Why did I use the shellac? Well, I learned the hard way that applying the ready patch directly on the drawer without any sort of sealer, caused the veneer to lift even more and create large bubble-like ridges across the drawer.
Luckily, it only happened on one of the drawers Unfortunately, I ended up having to remove all the veneer from the drawer it did affect then, go back with a layer of Ready Patch to even it out.
This was a step I didn’t intend on doing.
Lesson learned friends, lesson learned.
Prime the furniture
I decided to prime the drawers of this dresser before I went in with the decoupage. The primer helps block the of the wood coming through. Sometimes though, primer is not enough.
Depending on the furniture, the wood tannins can show or bleed through the primer. In this case, apply some shellac. The shellac will create a barrier from letting the tannins show through the paint.
Paint the furniture
With this particular dresser, I was only decoupaging the inset of the drawer fronts as well as the top. So I painted the rest.
*I used my DIY Easy Chalk Paint Recipe with both Alabaster and Repose Gray.
Seal the furniture piece.
The chalk paint sealer I decided to use on this dresser was polycrylic. I use this one often on my chalk paint projects, I find it dries quickly and provides the piece with a hard protective finish.
One tip to remember, less is more. All you need to do is apply a thin coat of the polycrylic with a synthetic brush and you are good to go.
How to Decoupage with Paper.
Prep your decoupage paper.
Since I was using pages from a dictionary as my decoupage paper, there was no pattern I had to follow. What I ended up doing was ripping the pages in random sizes. However, if the decoupage paper you are using has a pattern, you can lay it out beforehand to see where and how you are going to place it.
Apply a layer of the decoupage glue, then add the paper.
Use a foam brush to apply a thin layer of you decoupage glue of choice on to the surface.
Then, take your decoupage paper and apply it to the glue. Use the foam brush to smooth the paper out.
I worked in small sections since the pieces of paper were fairly small. And I used my fingers most of the time to smooth the paper down.
Repeat the previous step, applying the paper and glue.
As I mentioned, I wasn’t following a pattern, I was just randomly placing the paper where I thought it looked best.
I continued on with this step until the drawers and top of the dresser were fully decoupaged.
Apply a layer of decoupage glue over everything.
The additional top layer of glue will ensure that the paper is in fact glued down and it will stay in place.
Seal the decoupage with a topcoat.
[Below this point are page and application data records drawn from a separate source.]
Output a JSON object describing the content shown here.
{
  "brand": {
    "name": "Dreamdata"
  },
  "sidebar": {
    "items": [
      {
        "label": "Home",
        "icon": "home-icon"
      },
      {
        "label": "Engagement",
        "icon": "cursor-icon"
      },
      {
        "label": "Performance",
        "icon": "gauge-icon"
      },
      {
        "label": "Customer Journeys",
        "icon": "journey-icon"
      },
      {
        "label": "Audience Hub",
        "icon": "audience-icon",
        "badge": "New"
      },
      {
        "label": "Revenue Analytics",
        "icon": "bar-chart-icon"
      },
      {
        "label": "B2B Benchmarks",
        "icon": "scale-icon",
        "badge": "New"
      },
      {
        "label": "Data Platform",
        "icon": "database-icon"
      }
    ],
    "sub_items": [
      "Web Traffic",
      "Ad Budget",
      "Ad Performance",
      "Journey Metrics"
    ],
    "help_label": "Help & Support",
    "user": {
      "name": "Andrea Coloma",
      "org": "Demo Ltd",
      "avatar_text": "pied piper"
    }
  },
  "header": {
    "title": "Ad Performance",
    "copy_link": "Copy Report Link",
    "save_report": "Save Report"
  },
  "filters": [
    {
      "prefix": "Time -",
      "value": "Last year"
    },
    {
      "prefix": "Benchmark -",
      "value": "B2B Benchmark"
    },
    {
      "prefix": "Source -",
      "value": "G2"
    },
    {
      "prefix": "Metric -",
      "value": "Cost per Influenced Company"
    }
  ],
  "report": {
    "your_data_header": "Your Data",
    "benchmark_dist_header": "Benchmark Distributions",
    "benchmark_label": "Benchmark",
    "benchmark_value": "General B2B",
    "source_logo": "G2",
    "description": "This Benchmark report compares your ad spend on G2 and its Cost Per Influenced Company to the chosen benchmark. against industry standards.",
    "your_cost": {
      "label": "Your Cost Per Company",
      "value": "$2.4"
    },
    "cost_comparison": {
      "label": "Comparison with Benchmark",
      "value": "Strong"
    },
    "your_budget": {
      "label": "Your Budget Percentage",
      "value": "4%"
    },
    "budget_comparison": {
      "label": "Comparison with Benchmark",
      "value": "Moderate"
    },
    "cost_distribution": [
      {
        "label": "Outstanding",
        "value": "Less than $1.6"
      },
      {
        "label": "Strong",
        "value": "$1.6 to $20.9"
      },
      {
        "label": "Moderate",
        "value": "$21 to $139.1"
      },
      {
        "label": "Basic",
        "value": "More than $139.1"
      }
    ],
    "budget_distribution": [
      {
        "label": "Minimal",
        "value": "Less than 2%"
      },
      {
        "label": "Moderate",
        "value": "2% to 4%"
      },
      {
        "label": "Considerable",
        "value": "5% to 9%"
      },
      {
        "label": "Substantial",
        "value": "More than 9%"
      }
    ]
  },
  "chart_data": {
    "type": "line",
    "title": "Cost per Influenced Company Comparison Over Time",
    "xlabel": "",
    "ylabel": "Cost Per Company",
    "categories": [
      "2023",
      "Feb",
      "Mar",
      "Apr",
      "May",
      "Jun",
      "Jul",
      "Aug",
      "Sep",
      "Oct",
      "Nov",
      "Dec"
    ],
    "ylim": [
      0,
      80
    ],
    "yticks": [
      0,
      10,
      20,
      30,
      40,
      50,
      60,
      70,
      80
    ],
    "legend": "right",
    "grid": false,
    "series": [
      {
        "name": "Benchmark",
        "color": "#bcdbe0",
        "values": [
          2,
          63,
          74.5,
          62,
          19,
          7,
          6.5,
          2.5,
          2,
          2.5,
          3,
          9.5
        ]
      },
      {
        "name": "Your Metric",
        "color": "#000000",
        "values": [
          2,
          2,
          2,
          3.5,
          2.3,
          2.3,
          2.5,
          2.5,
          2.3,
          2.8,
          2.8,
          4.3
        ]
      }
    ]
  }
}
I decided to use shellac as my decoupage topcoat. I wanted the finish to be strong and since the decoupage was used on the top of the dresser as well, I wanted the finish to be durable.
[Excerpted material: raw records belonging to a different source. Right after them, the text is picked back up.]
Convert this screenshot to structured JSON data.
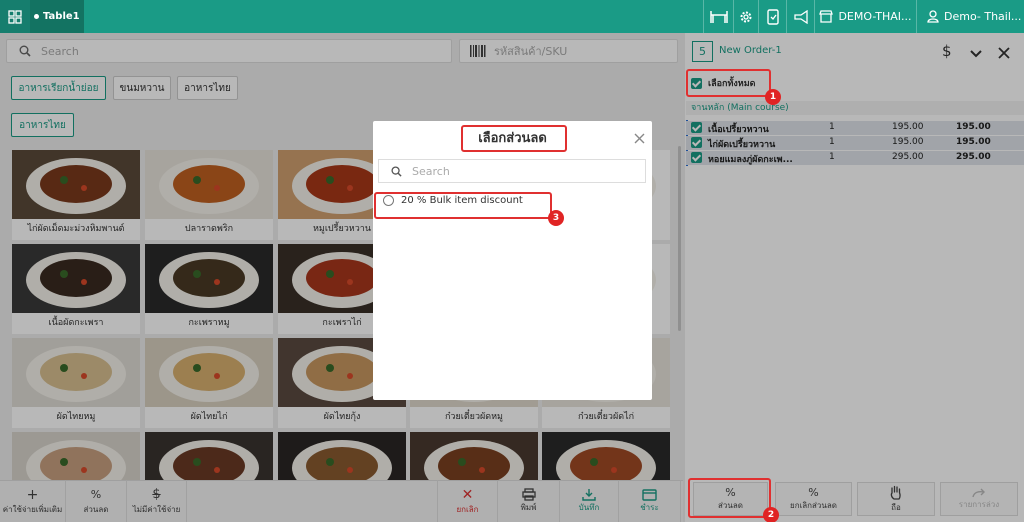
{
  "topbar": {
    "table_tab": "Table1",
    "branch": "DEMO-THAI...",
    "user": "Demo- Thail..."
  },
  "search": {
    "placeholder": "Search"
  },
  "sku": {
    "placeholder": "รหัสสินค้า/SKU"
  },
  "categories": [
    "อาหารเรียกน้ำย่อย",
    "ขนมหวาน",
    "อาหารไทย",
    "อาหารไทย"
  ],
  "products": [
    "ไก่ผัดเม็ดมะม่วงหิมพานต์",
    "ปลาราดพริก",
    "หมูเปรี้ยวหวาน",
    "",
    "",
    "เนื้อผัดกะเพรา",
    "กะเพราหมู",
    "กะเพราไก่",
    "",
    "",
    "ผัดไทยหมู",
    "ผัดไทยไก่",
    "ผัดไทยกุ้ง",
    "ก๋วยเตี๋ยวผัดหมู",
    "ก๋วยเตี๋ยวผัดไก่",
    "",
    "",
    "",
    "",
    ""
  ],
  "bottom_left": {
    "extra_charge": "ค่าใช้จ่ายเพิ่มเติม",
    "discount": "ส่วนลด",
    "no_charge": "ไม่มีค่าใช้จ่าย",
    "cancel": "ยกเลิก",
    "print": "พิมพ์",
    "save": "บันทึก",
    "pay": "ชำระ"
  },
  "order": {
    "number": "5",
    "title": "New Order-1",
    "select_all": "เลือกทั้งหมด",
    "section": "จานหลัก (Main course)",
    "items": [
      {
        "name": "เนื้อเปรี้ยวหวาน",
        "qty": "1",
        "price": "195.00",
        "total": "195.00"
      },
      {
        "name": "ไก่ผัดเปรี้ยวหวาน",
        "qty": "1",
        "price": "195.00",
        "total": "195.00"
      },
      {
        "name": "หอยแมลงภู่ผัดกะเพ...",
        "qty": "1",
        "price": "295.00",
        "total": "295.00"
      }
    ]
  },
  "bottom_right": {
    "discount": "ส่วนลด",
    "cancel_discount": "ยกเลิกส่วนลด",
    "hold": "ถือ",
    "undo": "รายการล่วง"
  },
  "modal": {
    "title": "เลือกส่วนลด",
    "search_placeholder": "Search",
    "options": [
      "20 % Bulk item discount"
    ]
  },
  "badges": [
    "1",
    "2",
    "3"
  ],
  "colors": {
    "accent": "#1a9b86",
    "highlight": "#e03030"
  }
}
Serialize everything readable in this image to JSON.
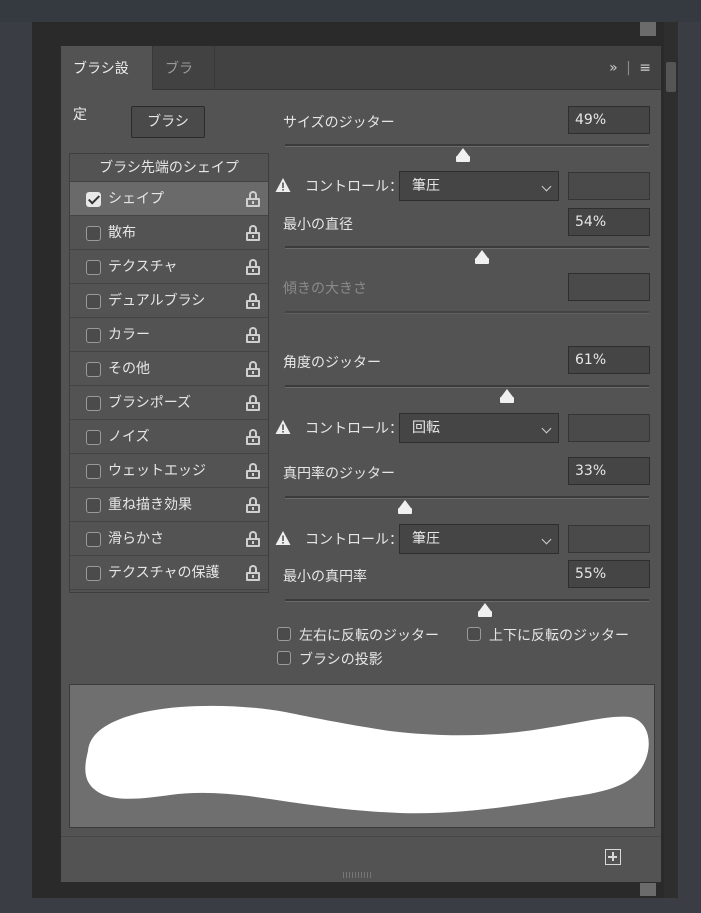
{
  "tabs": {
    "active": "ブラシ設定",
    "inactive": "ブラシ"
  },
  "tab_menu": {
    "expand": "»",
    "separator": "|",
    "menu": "≡"
  },
  "brush_button": "ブラシ",
  "categories": {
    "header": "ブラシ先端のシェイプ",
    "items": [
      {
        "label": "シェイプ",
        "checked": true
      },
      {
        "label": "散布",
        "checked": false
      },
      {
        "label": "テクスチャ",
        "checked": false
      },
      {
        "label": "デュアルブラシ",
        "checked": false
      },
      {
        "label": "カラー",
        "checked": false
      },
      {
        "label": "その他",
        "checked": false
      },
      {
        "label": "ブラシポーズ",
        "checked": false
      },
      {
        "label": "ノイズ",
        "checked": false
      },
      {
        "label": "ウェットエッジ",
        "checked": false
      },
      {
        "label": "重ね描き効果",
        "checked": false
      },
      {
        "label": "滑らかさ",
        "checked": false
      },
      {
        "label": "テクスチャの保護",
        "checked": false
      }
    ]
  },
  "settings": {
    "size_jitter": {
      "label": "サイズのジッター",
      "value": "49%",
      "level": 0.49
    },
    "control1": {
      "label": "コントロール：",
      "value": "筆圧"
    },
    "min_diameter": {
      "label": "最小の直径",
      "value": "54%",
      "level": 0.54
    },
    "tilt_scale": {
      "label": "傾きの大きさ",
      "value": ""
    },
    "angle_jitter": {
      "label": "角度のジッター",
      "value": "61%",
      "level": 0.61
    },
    "control2": {
      "label": "コントロール：",
      "value": "回転"
    },
    "roundness_jitter": {
      "label": "真円率のジッター",
      "value": "33%",
      "level": 0.33
    },
    "control3": {
      "label": "コントロール：",
      "value": "筆圧"
    },
    "min_roundness": {
      "label": "最小の真円率",
      "value": "55%",
      "level": 0.55
    }
  },
  "options": {
    "flip_x": "左右に反転のジッター",
    "flip_y": "上下に反転のジッター",
    "projection": "ブラシの投影"
  },
  "icons": {
    "lock": "lock-icon",
    "warning": "warning-icon",
    "add": "new-brush-icon"
  }
}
Using the Elmer’s Glue as a decoupage medium, worked really well. I was a little concerned about how the glue would work on the wood, but it worked like a charm. The glue is strong, it dried clear and cleanup was a breeze. I will definitely try using it again, maybe on a different surface.
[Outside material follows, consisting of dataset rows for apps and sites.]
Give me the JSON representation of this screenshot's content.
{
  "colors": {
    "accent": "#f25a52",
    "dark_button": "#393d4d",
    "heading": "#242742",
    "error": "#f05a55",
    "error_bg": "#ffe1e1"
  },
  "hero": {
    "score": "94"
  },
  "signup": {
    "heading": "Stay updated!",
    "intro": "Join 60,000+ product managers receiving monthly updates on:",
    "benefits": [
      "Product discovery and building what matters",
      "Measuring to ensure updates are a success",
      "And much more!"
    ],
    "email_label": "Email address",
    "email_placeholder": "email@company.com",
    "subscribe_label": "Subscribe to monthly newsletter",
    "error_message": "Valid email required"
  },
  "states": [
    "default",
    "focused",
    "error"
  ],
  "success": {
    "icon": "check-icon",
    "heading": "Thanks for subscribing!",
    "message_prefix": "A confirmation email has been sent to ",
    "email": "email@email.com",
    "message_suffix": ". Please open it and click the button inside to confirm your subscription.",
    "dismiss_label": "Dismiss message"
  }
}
I’m so glad I used an old dictionary as my decoupage paper. I absolutely love the random ripped look of the book pages. (And it was really fun finding interesting words on the pages to apply to the dresser) The pages were really easy to apply and there was minimal wrinkling. If you are thinking about using book pages as a decoupage paper, I’d say go for it!
Overall, I’m extremely impressed with the way this dresser turned out. The decoupage hid the flaws on the dresser drawers beautifully. They aren’t 100% perfect, but they look a heck of a lot better than they originally were. I’ll call that a win in my book.
And to think this beauty was left for trash.
More Decoupage Ideas.
Decoupage on wood furniture is not the only way to show off your new decoupaging skill. It can also be used on:
- decoupage on glass vases
- decoupage wood trays
- decoupage wood frames
- decoupage wood shelves
- decoupage plates
- decoupage on canvas sneakers
- decoupage terracotta pots
Check Out More DIY Projects